What is needed: Copy down every line of the data that follows exactly. Omit the pictures.

Dataset excerpts:
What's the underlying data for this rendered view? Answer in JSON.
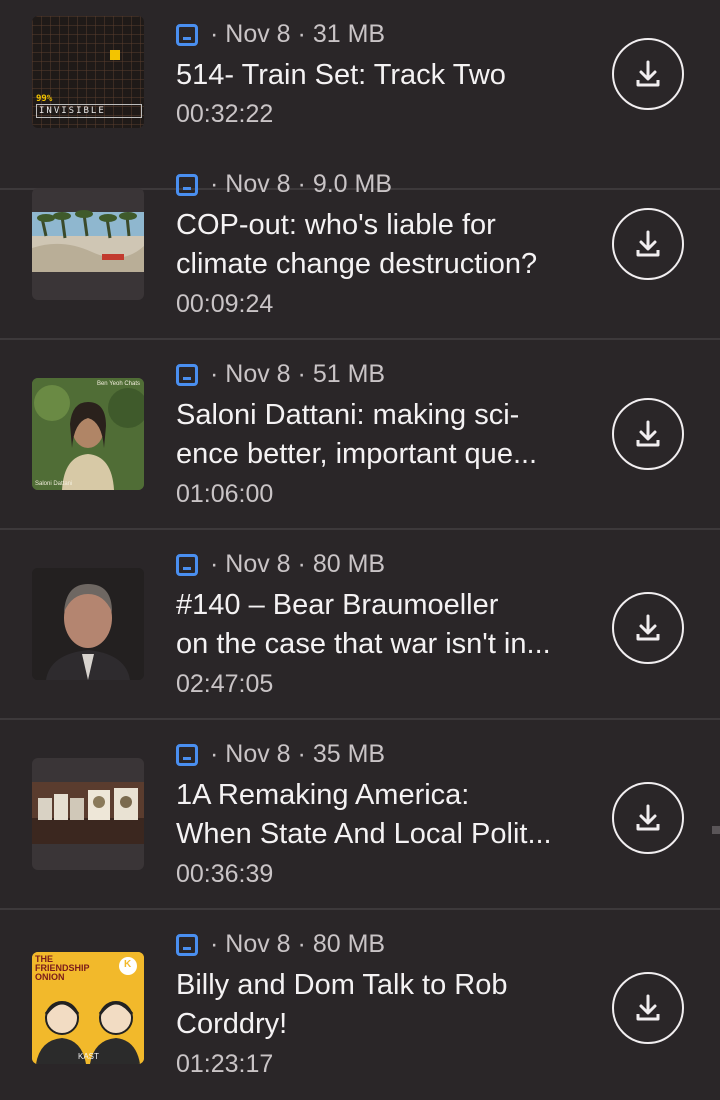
{
  "episodes": [
    {
      "date": "Nov 8",
      "size": "31 MB",
      "title_lines": [
        "514- Train Set: Track Two"
      ],
      "duration": "00:32:22",
      "art_text": [
        "99%",
        "INVISIBLE"
      ]
    },
    {
      "date": "Nov 8",
      "size": "9.0 MB",
      "title_lines": [
        "COP-out: who's liable for",
        "climate change destruction?"
      ],
      "duration": "00:09:24"
    },
    {
      "date": "Nov 8",
      "size": "51 MB",
      "title_lines": [
        "Saloni Dattani: making sci-",
        "ence better, important que..."
      ],
      "duration": "01:06:00",
      "art_text": [
        "Ben Yeoh Chats",
        "Saloni Dattani"
      ]
    },
    {
      "date": "Nov 8",
      "size": "80 MB",
      "title_lines": [
        "#140 – Bear Braumoeller",
        "on the case that war isn't in..."
      ],
      "duration": "02:47:05"
    },
    {
      "date": "Nov 8",
      "size": "35 MB",
      "title_lines": [
        "1A Remaking America:",
        "When State And Local Polit..."
      ],
      "duration": "00:36:39"
    },
    {
      "date": "Nov 8",
      "size": "80 MB",
      "title_lines": [
        "Billy and Dom Talk to Rob",
        "Corddry!"
      ],
      "duration": "01:23:17",
      "art_text": [
        "THE",
        "FRIENDSHIP",
        "ONION",
        "KAST",
        "K"
      ]
    }
  ],
  "separator": "·",
  "icons": {
    "queue": "queue-icon",
    "download": "download-icon"
  },
  "colors": {
    "background": "#2a2626",
    "accent": "#4a8ff0",
    "text": "#f4f2f3",
    "muted": "#c9c4c6"
  }
}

Solution to this exercise:
What's the underlying data for this rendered view? Answer in JSON.
{
  "episodes": [
    {
      "date": "Nov 8",
      "size": "31 MB",
      "title_lines": [
        "514- Train Set: Track Two"
      ],
      "duration": "00:32:22",
      "art_text": [
        "99%",
        "INVISIBLE"
      ]
    },
    {
      "date": "Nov 8",
      "size": "9.0 MB",
      "title_lines": [
        "COP-out: who's liable for",
        "climate change destruction?"
      ],
      "duration": "00:09:24"
    },
    {
      "date": "Nov 8",
      "size": "51 MB",
      "title_lines": [
        "Saloni Dattani: making sci-",
        "ence better, important que..."
      ],
      "duration": "01:06:00",
      "art_text": [
        "Ben Yeoh Chats",
        "Saloni Dattani"
      ]
    },
    {
      "date": "Nov 8",
      "size": "80 MB",
      "title_lines": [
        "#140 – Bear Braumoeller",
        "on the case that war isn't in..."
      ],
      "duration": "02:47:05"
    },
    {
      "date": "Nov 8",
      "size": "35 MB",
      "title_lines": [
        "1A Remaking America:",
        "When State And Local Polit..."
      ],
      "duration": "00:36:39"
    },
    {
      "date": "Nov 8",
      "size": "80 MB",
      "title_lines": [
        "Billy and Dom Talk to Rob",
        "Corddry!"
      ],
      "duration": "01:23:17",
      "art_text": [
        "THE",
        "FRIENDSHIP",
        "ONION",
        "KAST",
        "K"
      ]
    }
  ],
  "separator": "·",
  "icons": {
    "queue": "queue-icon",
    "download": "download-icon"
  },
  "colors": {
    "background": "#2a2626",
    "accent": "#4a8ff0",
    "text": "#f4f2f3",
    "muted": "#c9c4c6"
  }
}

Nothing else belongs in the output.